What the exercise asks:
Every line below needs to be printed again exactly, without any of its pictures.

START Listed records

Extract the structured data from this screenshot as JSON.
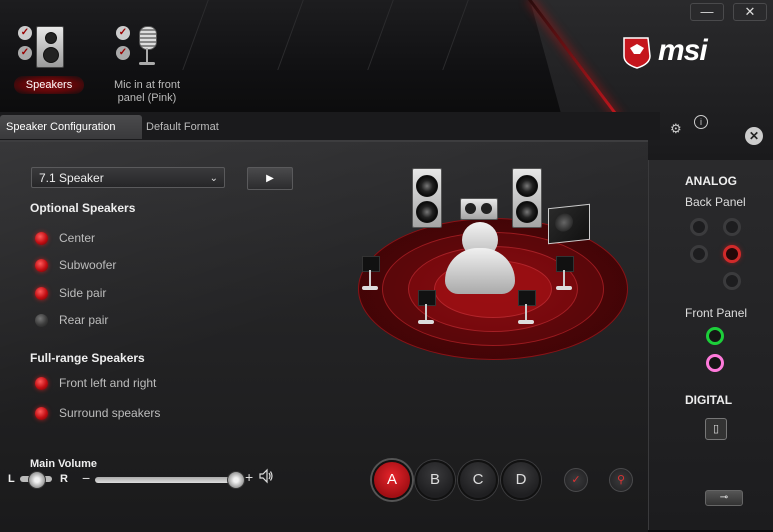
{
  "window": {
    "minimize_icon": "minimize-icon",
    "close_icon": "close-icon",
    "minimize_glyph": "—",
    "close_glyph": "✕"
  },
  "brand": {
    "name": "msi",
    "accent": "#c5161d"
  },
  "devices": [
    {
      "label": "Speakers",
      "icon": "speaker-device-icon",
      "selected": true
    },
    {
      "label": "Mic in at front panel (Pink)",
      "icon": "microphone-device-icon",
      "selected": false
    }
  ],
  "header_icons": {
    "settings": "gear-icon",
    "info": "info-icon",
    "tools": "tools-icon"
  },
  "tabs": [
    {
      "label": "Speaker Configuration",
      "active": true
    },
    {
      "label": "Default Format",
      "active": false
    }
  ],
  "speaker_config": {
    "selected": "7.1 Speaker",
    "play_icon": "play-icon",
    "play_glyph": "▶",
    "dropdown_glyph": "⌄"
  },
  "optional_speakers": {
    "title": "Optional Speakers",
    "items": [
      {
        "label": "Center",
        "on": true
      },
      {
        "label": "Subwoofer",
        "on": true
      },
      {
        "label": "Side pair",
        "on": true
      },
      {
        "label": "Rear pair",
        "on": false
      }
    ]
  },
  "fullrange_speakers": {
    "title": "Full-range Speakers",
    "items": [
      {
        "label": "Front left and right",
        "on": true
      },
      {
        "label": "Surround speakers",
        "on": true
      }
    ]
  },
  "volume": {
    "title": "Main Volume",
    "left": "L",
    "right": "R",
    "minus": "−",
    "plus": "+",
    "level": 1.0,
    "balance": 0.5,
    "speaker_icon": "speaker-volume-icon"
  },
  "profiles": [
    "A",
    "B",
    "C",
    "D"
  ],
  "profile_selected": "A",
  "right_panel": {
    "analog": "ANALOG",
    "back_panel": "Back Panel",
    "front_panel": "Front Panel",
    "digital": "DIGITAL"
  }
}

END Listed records

Answer below:
Extract the structured data from this screenshot as JSON.
{
  "window": {
    "minimize_icon": "minimize-icon",
    "close_icon": "close-icon",
    "minimize_glyph": "—",
    "close_glyph": "✕"
  },
  "brand": {
    "name": "msi",
    "accent": "#c5161d"
  },
  "devices": [
    {
      "label": "Speakers",
      "icon": "speaker-device-icon",
      "selected": true
    },
    {
      "label": "Mic in at front panel (Pink)",
      "icon": "microphone-device-icon",
      "selected": false
    }
  ],
  "header_icons": {
    "settings": "gear-icon",
    "info": "info-icon",
    "tools": "tools-icon"
  },
  "tabs": [
    {
      "label": "Speaker Configuration",
      "active": true
    },
    {
      "label": "Default Format",
      "active": false
    }
  ],
  "speaker_config": {
    "selected": "7.1 Speaker",
    "play_icon": "play-icon",
    "play_glyph": "▶",
    "dropdown_glyph": "⌄"
  },
  "optional_speakers": {
    "title": "Optional Speakers",
    "items": [
      {
        "label": "Center",
        "on": true
      },
      {
        "label": "Subwoofer",
        "on": true
      },
      {
        "label": "Side pair",
        "on": true
      },
      {
        "label": "Rear pair",
        "on": false
      }
    ]
  },
  "fullrange_speakers": {
    "title": "Full-range Speakers",
    "items": [
      {
        "label": "Front left and right",
        "on": true
      },
      {
        "label": "Surround speakers",
        "on": true
      }
    ]
  },
  "volume": {
    "title": "Main Volume",
    "left": "L",
    "right": "R",
    "minus": "−",
    "plus": "+",
    "level": 1.0,
    "balance": 0.5,
    "speaker_icon": "speaker-volume-icon"
  },
  "profiles": [
    "A",
    "B",
    "C",
    "D"
  ],
  "profile_selected": "A",
  "right_panel": {
    "analog": "ANALOG",
    "back_panel": "Back Panel",
    "front_panel": "Front Panel",
    "digital": "DIGITAL"
  }
}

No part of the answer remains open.